Since the entries below must stay intact, return each one exactly.

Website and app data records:
○ ○ ○ ○
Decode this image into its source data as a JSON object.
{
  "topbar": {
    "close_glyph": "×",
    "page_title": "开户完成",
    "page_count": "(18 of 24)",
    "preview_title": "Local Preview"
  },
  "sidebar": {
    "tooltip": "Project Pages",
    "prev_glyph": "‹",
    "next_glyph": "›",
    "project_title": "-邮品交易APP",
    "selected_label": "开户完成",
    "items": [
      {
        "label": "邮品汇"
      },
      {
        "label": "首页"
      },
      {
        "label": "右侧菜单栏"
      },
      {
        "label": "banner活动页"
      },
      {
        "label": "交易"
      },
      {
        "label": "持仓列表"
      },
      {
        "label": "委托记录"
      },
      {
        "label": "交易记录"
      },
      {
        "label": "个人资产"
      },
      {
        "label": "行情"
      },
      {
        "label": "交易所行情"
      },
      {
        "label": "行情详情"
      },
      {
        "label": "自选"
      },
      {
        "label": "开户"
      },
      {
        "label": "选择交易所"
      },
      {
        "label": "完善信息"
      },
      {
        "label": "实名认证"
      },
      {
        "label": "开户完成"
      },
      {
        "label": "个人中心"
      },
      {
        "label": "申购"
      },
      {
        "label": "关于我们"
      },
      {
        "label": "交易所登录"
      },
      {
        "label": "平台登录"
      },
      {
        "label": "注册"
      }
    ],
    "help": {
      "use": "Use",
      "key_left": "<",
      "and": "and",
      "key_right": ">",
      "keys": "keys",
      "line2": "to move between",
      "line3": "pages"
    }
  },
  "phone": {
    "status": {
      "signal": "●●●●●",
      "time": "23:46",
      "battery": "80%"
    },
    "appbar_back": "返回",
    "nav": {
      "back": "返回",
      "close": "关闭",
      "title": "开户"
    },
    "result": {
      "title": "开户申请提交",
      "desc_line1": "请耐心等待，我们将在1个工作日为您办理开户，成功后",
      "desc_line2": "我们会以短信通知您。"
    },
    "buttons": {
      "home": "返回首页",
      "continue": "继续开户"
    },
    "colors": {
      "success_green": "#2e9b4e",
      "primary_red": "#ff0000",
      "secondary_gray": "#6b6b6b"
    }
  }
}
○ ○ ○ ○
• SOLUTION TO THIS PROBLEM
Decode this image into its source data as a JSON object.
{
  "topbar": {
    "close_glyph": "×",
    "page_title": "开户完成",
    "page_count": "(18 of 24)",
    "preview_title": "Local Preview"
  },
  "sidebar": {
    "tooltip": "Project Pages",
    "prev_glyph": "‹",
    "next_glyph": "›",
    "project_title": "-邮品交易APP",
    "selected_label": "开户完成",
    "items": [
      {
        "label": "邮品汇"
      },
      {
        "label": "首页"
      },
      {
        "label": "右侧菜单栏"
      },
      {
        "label": "banner活动页"
      },
      {
        "label": "交易"
      },
      {
        "label": "持仓列表"
      },
      {
        "label": "委托记录"
      },
      {
        "label": "交易记录"
      },
      {
        "label": "个人资产"
      },
      {
        "label": "行情"
      },
      {
        "label": "交易所行情"
      },
      {
        "label": "行情详情"
      },
      {
        "label": "自选"
      },
      {
        "label": "开户"
      },
      {
        "label": "选择交易所"
      },
      {
        "label": "完善信息"
      },
      {
        "label": "实名认证"
      },
      {
        "label": "开户完成"
      },
      {
        "label": "个人中心"
      },
      {
        "label": "申购"
      },
      {
        "label": "关于我们"
      },
      {
        "label": "交易所登录"
      },
      {
        "label": "平台登录"
      },
      {
        "label": "注册"
      }
    ],
    "help": {
      "use": "Use",
      "key_left": "<",
      "and": "and",
      "key_right": ">",
      "keys": "keys",
      "line2": "to move between",
      "line3": "pages"
    }
  },
  "phone": {
    "status": {
      "signal": "●●●●●",
      "time": "23:46",
      "battery": "80%"
    },
    "appbar_back": "返回",
    "nav": {
      "back": "返回",
      "close": "关闭",
      "title": "开户"
    },
    "result": {
      "title": "开户申请提交",
      "desc_line1": "请耐心等待，我们将在1个工作日为您办理开户，成功后",
      "desc_line2": "我们会以短信通知您。"
    },
    "buttons": {
      "home": "返回首页",
      "continue": "继续开户"
    },
    "colors": {
      "success_green": "#2e9b4e",
      "primary_red": "#ff0000",
      "secondary_gray": "#6b6b6b"
    }
  }
}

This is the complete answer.